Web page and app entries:
[Start of Attachment]

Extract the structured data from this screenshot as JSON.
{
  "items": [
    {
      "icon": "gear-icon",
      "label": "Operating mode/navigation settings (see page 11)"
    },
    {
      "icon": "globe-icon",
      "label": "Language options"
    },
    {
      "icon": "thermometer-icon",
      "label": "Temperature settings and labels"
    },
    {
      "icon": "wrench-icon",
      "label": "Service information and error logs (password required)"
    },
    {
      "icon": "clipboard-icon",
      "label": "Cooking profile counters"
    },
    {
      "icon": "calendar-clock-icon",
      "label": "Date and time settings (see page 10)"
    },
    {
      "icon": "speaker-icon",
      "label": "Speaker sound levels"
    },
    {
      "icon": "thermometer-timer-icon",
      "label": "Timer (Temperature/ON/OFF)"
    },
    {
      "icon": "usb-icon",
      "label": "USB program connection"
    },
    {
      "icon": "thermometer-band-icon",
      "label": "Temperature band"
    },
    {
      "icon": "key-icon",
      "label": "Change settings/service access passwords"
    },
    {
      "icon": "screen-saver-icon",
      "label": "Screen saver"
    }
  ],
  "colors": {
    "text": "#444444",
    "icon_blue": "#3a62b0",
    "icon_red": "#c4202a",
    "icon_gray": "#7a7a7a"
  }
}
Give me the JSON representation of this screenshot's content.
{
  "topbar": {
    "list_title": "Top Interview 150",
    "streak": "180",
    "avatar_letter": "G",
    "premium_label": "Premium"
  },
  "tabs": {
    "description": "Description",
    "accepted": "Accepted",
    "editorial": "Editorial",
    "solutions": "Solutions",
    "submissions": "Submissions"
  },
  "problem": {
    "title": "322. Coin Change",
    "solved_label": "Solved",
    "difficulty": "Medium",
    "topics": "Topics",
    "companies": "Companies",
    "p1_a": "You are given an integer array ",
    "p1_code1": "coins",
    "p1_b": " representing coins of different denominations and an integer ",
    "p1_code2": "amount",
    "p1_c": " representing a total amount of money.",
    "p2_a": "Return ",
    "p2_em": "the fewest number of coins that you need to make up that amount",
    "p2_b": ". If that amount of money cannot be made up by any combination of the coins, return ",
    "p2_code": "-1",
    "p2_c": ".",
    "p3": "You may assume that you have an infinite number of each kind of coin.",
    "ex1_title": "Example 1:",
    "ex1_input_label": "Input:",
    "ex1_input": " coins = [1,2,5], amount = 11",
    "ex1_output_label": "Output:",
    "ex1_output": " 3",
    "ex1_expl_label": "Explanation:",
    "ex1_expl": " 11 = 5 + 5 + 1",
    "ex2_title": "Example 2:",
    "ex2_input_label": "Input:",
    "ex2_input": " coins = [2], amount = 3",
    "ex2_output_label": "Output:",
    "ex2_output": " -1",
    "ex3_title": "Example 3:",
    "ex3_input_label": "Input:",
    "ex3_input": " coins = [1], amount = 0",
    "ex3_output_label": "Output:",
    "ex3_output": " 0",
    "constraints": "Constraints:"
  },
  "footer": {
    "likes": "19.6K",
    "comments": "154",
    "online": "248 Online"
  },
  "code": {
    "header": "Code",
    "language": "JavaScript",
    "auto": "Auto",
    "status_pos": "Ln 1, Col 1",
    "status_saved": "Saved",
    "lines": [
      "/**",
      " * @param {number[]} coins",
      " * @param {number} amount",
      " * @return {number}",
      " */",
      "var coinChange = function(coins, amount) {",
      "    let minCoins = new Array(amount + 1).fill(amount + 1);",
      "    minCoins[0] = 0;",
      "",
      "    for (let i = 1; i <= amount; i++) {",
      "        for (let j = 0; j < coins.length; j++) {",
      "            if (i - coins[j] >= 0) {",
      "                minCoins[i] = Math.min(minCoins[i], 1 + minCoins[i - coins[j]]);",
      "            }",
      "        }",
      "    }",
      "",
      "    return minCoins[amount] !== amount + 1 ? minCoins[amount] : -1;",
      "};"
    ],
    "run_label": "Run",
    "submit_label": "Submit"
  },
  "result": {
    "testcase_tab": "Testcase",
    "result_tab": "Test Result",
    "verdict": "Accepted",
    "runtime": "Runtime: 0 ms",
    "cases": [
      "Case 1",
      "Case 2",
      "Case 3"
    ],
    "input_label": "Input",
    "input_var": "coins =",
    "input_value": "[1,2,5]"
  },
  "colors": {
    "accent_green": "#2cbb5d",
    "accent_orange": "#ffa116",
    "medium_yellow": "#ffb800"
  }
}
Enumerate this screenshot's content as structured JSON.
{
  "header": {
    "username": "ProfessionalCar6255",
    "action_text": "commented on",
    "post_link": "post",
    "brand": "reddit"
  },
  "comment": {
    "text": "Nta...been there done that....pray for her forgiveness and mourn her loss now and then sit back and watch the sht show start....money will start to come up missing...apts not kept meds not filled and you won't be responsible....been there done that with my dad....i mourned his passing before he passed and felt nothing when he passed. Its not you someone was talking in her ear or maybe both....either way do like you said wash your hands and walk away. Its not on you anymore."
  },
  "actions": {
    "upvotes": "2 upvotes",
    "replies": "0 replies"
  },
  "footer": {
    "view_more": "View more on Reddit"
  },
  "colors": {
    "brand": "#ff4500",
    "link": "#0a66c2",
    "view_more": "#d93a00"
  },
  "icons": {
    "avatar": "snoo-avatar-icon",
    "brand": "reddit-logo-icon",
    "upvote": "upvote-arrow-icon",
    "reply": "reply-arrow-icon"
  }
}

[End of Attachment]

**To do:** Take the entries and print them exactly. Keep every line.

**Task result:**
Extract the structured data from this screenshot as JSON.
{
  "items": [
    {
      "icon": "gear-icon",
      "label": "Operating mode/navigation settings (see page 11)"
    },
    {
      "icon": "globe-icon",
      "label": "Language options"
    },
    {
      "icon": "thermometer-icon",
      "label": "Temperature settings and labels"
    },
    {
      "icon": "wrench-icon",
      "label": "Service information and error logs (password required)"
    },
    {
      "icon": "clipboard-icon",
      "label": "Cooking profile counters"
    },
    {
      "icon": "calendar-clock-icon",
      "label": "Date and time settings (see page 10)"
    },
    {
      "icon": "speaker-icon",
      "label": "Speaker sound levels"
    },
    {
      "icon": "thermometer-timer-icon",
      "label": "Timer (Temperature/ON/OFF)"
    },
    {
      "icon": "usb-icon",
      "label": "USB program connection"
    },
    {
      "icon": "thermometer-band-icon",
      "label": "Temperature band"
    },
    {
      "icon": "key-icon",
      "label": "Change settings/service access passwords"
    },
    {
      "icon": "screen-saver-icon",
      "label": "Screen saver"
    }
  ],
  "colors": {
    "text": "#444444",
    "icon_blue": "#3a62b0",
    "icon_red": "#c4202a",
    "icon_gray": "#7a7a7a"
  }
}
Give me the JSON representation of this screenshot's content.
{
  "topbar": {
    "list_title": "Top Interview 150",
    "streak": "180",
    "avatar_letter": "G",
    "premium_label": "Premium"
  },
  "tabs": {
    "description": "Description",
    "accepted": "Accepted",
    "editorial": "Editorial",
    "solutions": "Solutions",
    "submissions": "Submissions"
  },
  "problem": {
    "title": "322. Coin Change",
    "solved_label": "Solved",
    "difficulty": "Medium",
    "topics": "Topics",
    "companies": "Companies",
    "p1_a": "You are given an integer array ",
    "p1_code1": "coins",
    "p1_b": " representing coins of different denominations and an integer ",
    "p1_code2": "amount",
    "p1_c": " representing a total amount of money.",
    "p2_a": "Return ",
    "p2_em": "the fewest number of coins that you need to make up that amount",
    "p2_b": ". If that amount of money cannot be made up by any combination of the coins, return ",
    "p2_code": "-1",
    "p2_c": ".",
    "p3": "You may assume that you have an infinite number of each kind of coin.",
    "ex1_title": "Example 1:",
    "ex1_input_label": "Input:",
    "ex1_input": " coins = [1,2,5], amount = 11",
    "ex1_output_label": "Output:",
    "ex1_output": " 3",
    "ex1_expl_label": "Explanation:",
    "ex1_expl": " 11 = 5 + 5 + 1",
    "ex2_title": "Example 2:",
    "ex2_input_label": "Input:",
    "ex2_input": " coins = [2], amount = 3",
    "ex2_output_label": "Output:",
    "ex2_output": " -1",
    "ex3_title": "Example 3:",
    "ex3_input_label": "Input:",
    "ex3_input": " coins = [1], amount = 0",
    "ex3_output_label": "Output:",
    "ex3_output": " 0",
    "constraints": "Constraints:"
  },
  "footer": {
    "likes": "19.6K",
    "comments": "154",
    "online": "248 Online"
  },
  "code": {
    "header": "Code",
    "language": "JavaScript",
    "auto": "Auto",
    "status_pos": "Ln 1, Col 1",
    "status_saved": "Saved",
    "lines": [
      "/**",
      " * @param {number[]} coins",
      " * @param {number} amount",
      " * @return {number}",
      " */",
      "var coinChange = function(coins, amount) {",
      "    let minCoins = new Array(amount + 1).fill(amount + 1);",
      "    minCoins[0] = 0;",
      "",
      "    for (let i = 1; i <= amount; i++) {",
      "        for (let j = 0; j < coins.length; j++) {",
      "            if (i - coins[j] >= 0) {",
      "                minCoins[i] = Math.min(minCoins[i], 1 + minCoins[i - coins[j]]);",
      "            }",
      "        }",
      "    }",
      "",
      "    return minCoins[amount] !== amount + 1 ? minCoins[amount] : -1;",
      "};"
    ],
    "run_label": "Run",
    "submit_label": "Submit"
  },
  "result": {
    "testcase_tab": "Testcase",
    "result_tab": "Test Result",
    "verdict": "Accepted",
    "runtime": "Runtime: 0 ms",
    "cases": [
      "Case 1",
      "Case 2",
      "Case 3"
    ],
    "input_label": "Input",
    "input_var": "coins =",
    "input_value": "[1,2,5]"
  },
  "colors": {
    "accent_green": "#2cbb5d",
    "accent_orange": "#ffa116",
    "medium_yellow": "#ffb800"
  }
}
Enumerate this screenshot's content as structured JSON.
{
  "header": {
    "username": "ProfessionalCar6255",
    "action_text": "commented on",
    "post_link": "post",
    "brand": "reddit"
  },
  "comment": {
    "text": "Nta...been there done that....pray for her forgiveness and mourn her loss now and then sit back and watch the sht show start....money will start to come up missing...apts not kept meds not filled and you won't be responsible....been there done that with my dad....i mourned his passing before he passed and felt nothing when he passed. Its not you someone was talking in her ear or maybe both....either way do like you said wash your hands and walk away. Its not on you anymore."
  },
  "actions": {
    "upvotes": "2 upvotes",
    "replies": "0 replies"
  },
  "footer": {
    "view_more": "View more on Reddit"
  },
  "colors": {
    "brand": "#ff4500",
    "link": "#0a66c2",
    "view_more": "#d93a00"
  },
  "icons": {
    "avatar": "snoo-avatar-icon",
    "brand": "reddit-logo-icon",
    "upvote": "upvote-arrow-icon",
    "reply": "reply-arrow-icon"
  }
}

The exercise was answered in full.